____ Records shown

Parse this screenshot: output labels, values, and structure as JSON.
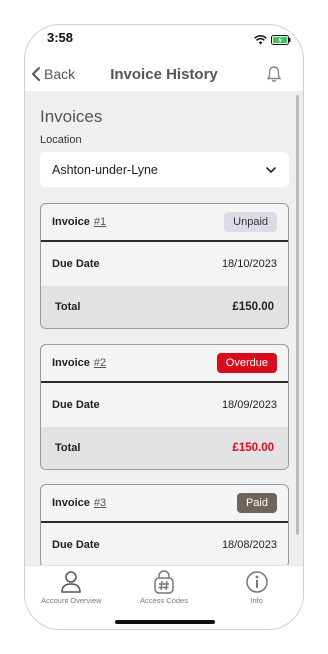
{
  "status_bar": {
    "time": "3:58"
  },
  "header": {
    "back_label": "Back",
    "title": "Invoice History"
  },
  "page": {
    "heading": "Invoices",
    "location_label": "Location",
    "location_value": "Ashton-under-Lyne"
  },
  "invoices": [
    {
      "label": "Invoice",
      "number": "#1",
      "status": "Unpaid",
      "due_label": "Due Date",
      "due_date": "18/10/2023",
      "total_label": "Total",
      "total": "£150.00"
    },
    {
      "label": "Invoice",
      "number": "#2",
      "status": "Overdue",
      "due_label": "Due Date",
      "due_date": "18/09/2023",
      "total_label": "Total",
      "total": "£150.00"
    },
    {
      "label": "Invoice",
      "number": "#3",
      "status": "Paid",
      "due_label": "Due Date",
      "due_date": "18/08/2023"
    }
  ],
  "tabs": [
    {
      "label": "Account Overview",
      "icon": "person-icon"
    },
    {
      "label": "Access Codes",
      "icon": "keypad-icon"
    },
    {
      "label": "Info",
      "icon": "info-icon"
    }
  ],
  "colors": {
    "overdue": "#d90b1c",
    "paid": "#6e635d",
    "unpaid": "#dedbe6"
  }
}
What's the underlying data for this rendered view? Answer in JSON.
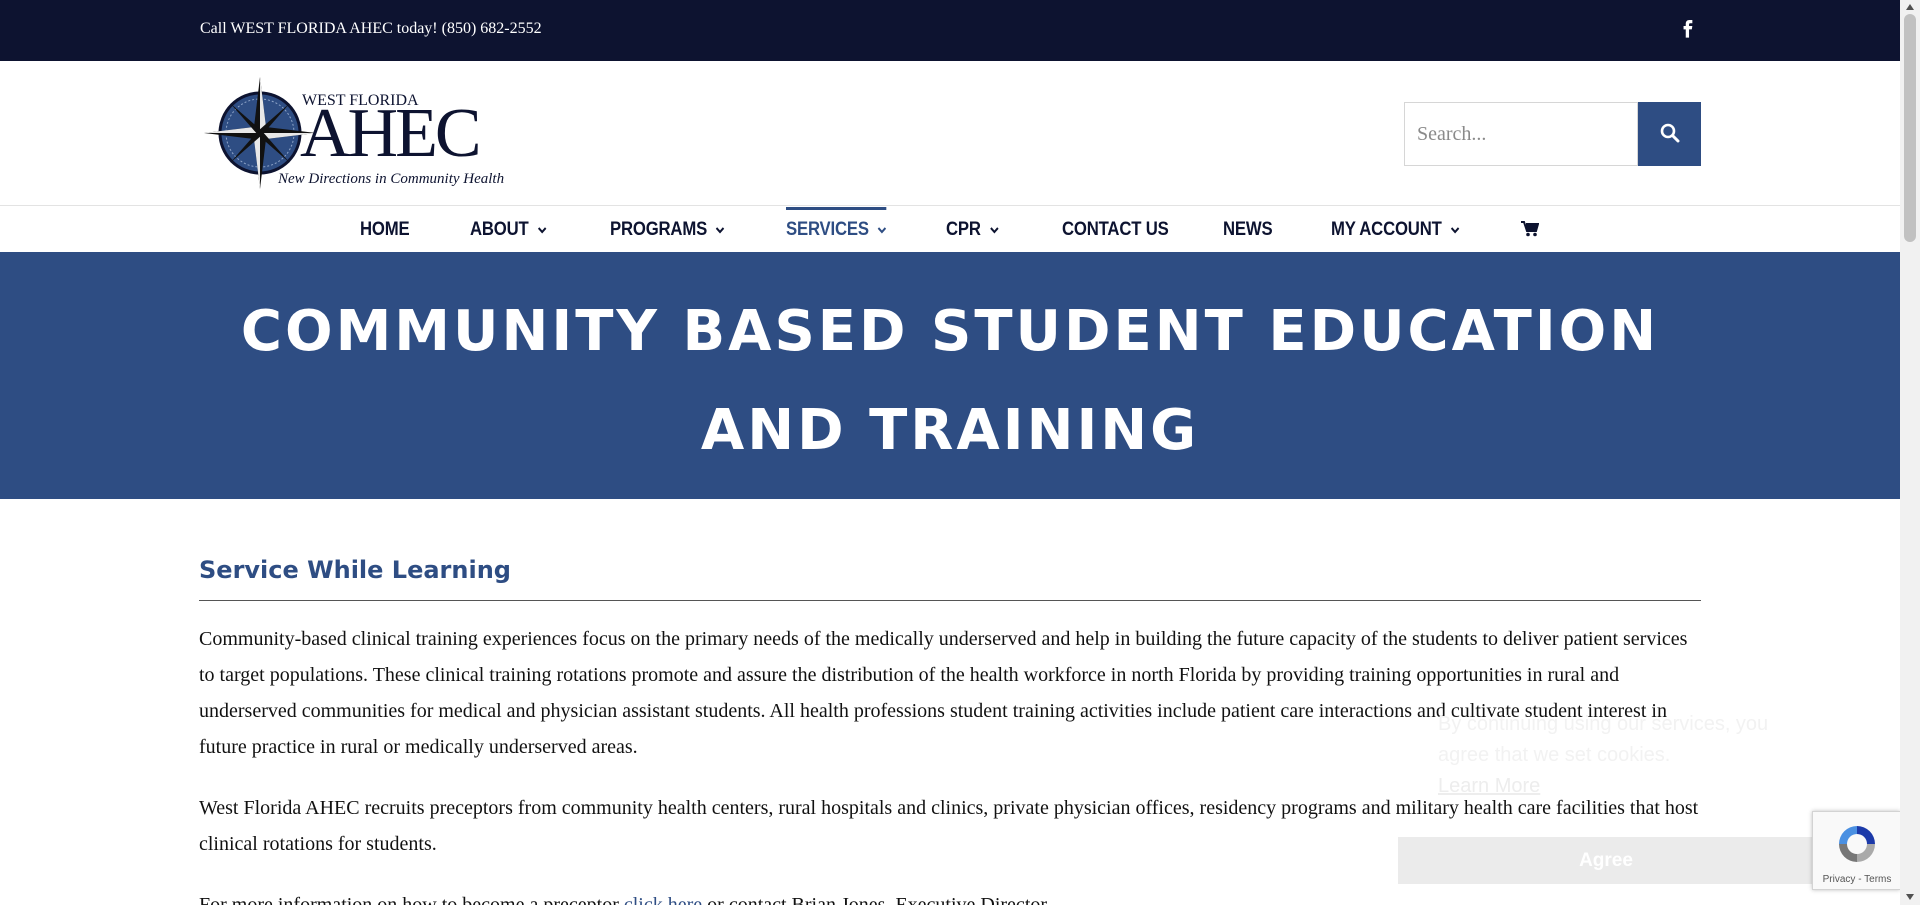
{
  "topbar": {
    "phone_text": "Call WEST FLORIDA AHEC today! (850) 682-2552",
    "facebook_icon": "facebook-icon"
  },
  "logo": {
    "small_text": "WEST FLORIDA",
    "big_text": "AHEC",
    "tagline": "New Directions in Community Health",
    "icon": "compass-star-icon"
  },
  "search": {
    "placeholder": "Search...",
    "icon": "search-icon"
  },
  "nav": {
    "items": [
      {
        "label": "HOME",
        "dropdown": false
      },
      {
        "label": "ABOUT",
        "dropdown": true
      },
      {
        "label": "PROGRAMS",
        "dropdown": true
      },
      {
        "label": "SERVICES",
        "dropdown": true,
        "active": true
      },
      {
        "label": "CPR",
        "dropdown": true
      },
      {
        "label": "CONTACT US",
        "dropdown": false
      },
      {
        "label": "NEWS",
        "dropdown": false
      },
      {
        "label": "MY ACCOUNT",
        "dropdown": true
      }
    ],
    "cart_icon": "shopping-cart-icon"
  },
  "hero": {
    "title": "COMMUNITY BASED STUDENT EDUCATION AND TRAINING"
  },
  "content": {
    "heading": "Service While Learning",
    "paragraph1": "Community-based clinical training experiences focus on the primary needs of the medically underserved and help in building the future capacity of the students to deliver patient services to target populations. These clinical training rotations promote and assure the distribution of the health workforce in north Florida by providing training opportunities in rural and underserved communities for medical and physician assistant students. All health professions student training activities include patient care interactions and cultivate student interest in future practice in rural or medically underserved areas.",
    "paragraph2": "West Florida AHEC recruits preceptors from community health centers, rural hospitals and clinics, private physician offices, residency programs and military health care facilities that host clinical rotations for students.",
    "paragraph3_start": "For more information on how to become a preceptor ",
    "paragraph3_link": "click here",
    "paragraph3_end": " or contact Brian Jones, Executive Director."
  },
  "cookie": {
    "text_before": "By continuing using our services, you agree that we set cookies.",
    "learn_more": "Learn More",
    "agree_button": "Agree"
  },
  "recaptcha": {
    "terms": "Privacy - Terms",
    "icon": "recaptcha-icon"
  },
  "colors": {
    "topbar_bg": "#0d1330",
    "brand_blue": "#2e4d83",
    "nav_text": "#0d1330"
  }
}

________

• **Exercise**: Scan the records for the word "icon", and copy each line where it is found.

• **Response box**:
      "icon": "person-icon"
      "icon": "keypad-icon"
      "icon": "info-icon"
    "facebook_icon": "facebook-icon"
    "icon": "compass-star-icon"
    "icon": "search-icon"
    "cart_icon": "shopping-cart-icon"
    "icon": "recaptcha-icon"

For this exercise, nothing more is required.